How must it feel to be young and of sound mind, like Jason, and to be exhausted with the depression of burdening others and of feeling you have no purpose and no hope? How can She let him go on in such pain—such physical and mental and emotional and spiritual pain?
It’s because of love. It is Her absolute compassion. It is when we are NOT rescued and yet do not give up, and when we are NOT relieved and yet keep faith, and when we are NOT coddled and yet do not turn away that our souls are stretched beyond the limits they seem to us to have. When our souls are stretched like that we are growing closer and closer to what ultimately we are meant to become. What loving mother would not do all in her power to help her darling child reach such a Goal? Is Mother less than such a mother?
Not every person is able to grow from such immense suffering; most of us are limited to the slower-paced but more humane curriculum of smaller illnesses and disappointments from which we can ultimately recuperate and say, “Well, it wasn’t something I’d have chosen, but I see how it helped me grow.” Mother must surely calculate very carefully just how much each of us can sustain—what mother wouldn’t? We know She sometimes thinks we can take more than WE think we can take (but since we’ve survived to find that out, then wasn’t She, after all right?). For those who are capable, Mother will provide the advanced and accelerated curriculum.

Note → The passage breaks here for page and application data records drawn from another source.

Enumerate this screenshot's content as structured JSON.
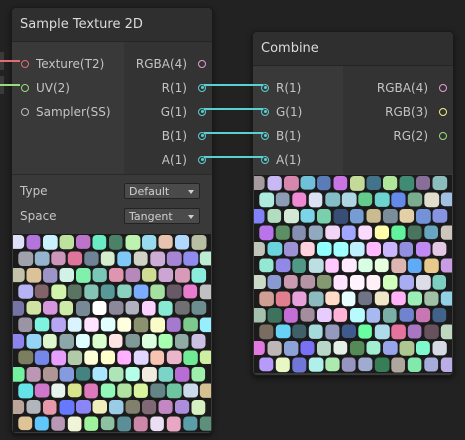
{
  "colors": {
    "background": "#222222",
    "node_body": "#393939",
    "node_title": "#2f2f2f",
    "wire": "#5ad1d1",
    "texture_port": "#e06c75",
    "uv_port": "#9bdc7a",
    "sampler_port": "#bdbdbd",
    "rgba_port": "#e79cd6",
    "rgb_port": "#f2ef8a",
    "rg_port": "#9bdc7a",
    "float_port": "#5ad1d1"
  },
  "sample_node": {
    "title": "Sample Texture 2D",
    "inputs": [
      {
        "label": "Texture(T2)",
        "icon": "texture-port-icon"
      },
      {
        "label": "UV(2)",
        "icon": "uv-port-icon"
      },
      {
        "label": "Sampler(SS)",
        "icon": "sampler-port-icon"
      }
    ],
    "outputs": [
      {
        "label": "RGBA(4)"
      },
      {
        "label": "R(1)"
      },
      {
        "label": "G(1)"
      },
      {
        "label": "B(1)"
      },
      {
        "label": "A(1)"
      }
    ],
    "settings": [
      {
        "label": "Type",
        "value": "Default"
      },
      {
        "label": "Space",
        "value": "Tangent"
      }
    ],
    "preview": "voronoi-texture-preview"
  },
  "combine_node": {
    "title": "Combine",
    "inputs": [
      {
        "label": "R(1)"
      },
      {
        "label": "G(1)"
      },
      {
        "label": "B(1)"
      },
      {
        "label": "A(1)"
      }
    ],
    "outputs": [
      {
        "label": "RGBA(4)"
      },
      {
        "label": "RGB(3)"
      },
      {
        "label": "RG(2)"
      }
    ],
    "preview": "voronoi-texture-preview"
  }
}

What potential, Mother must see in Jason, and how relentless must be Her compassion.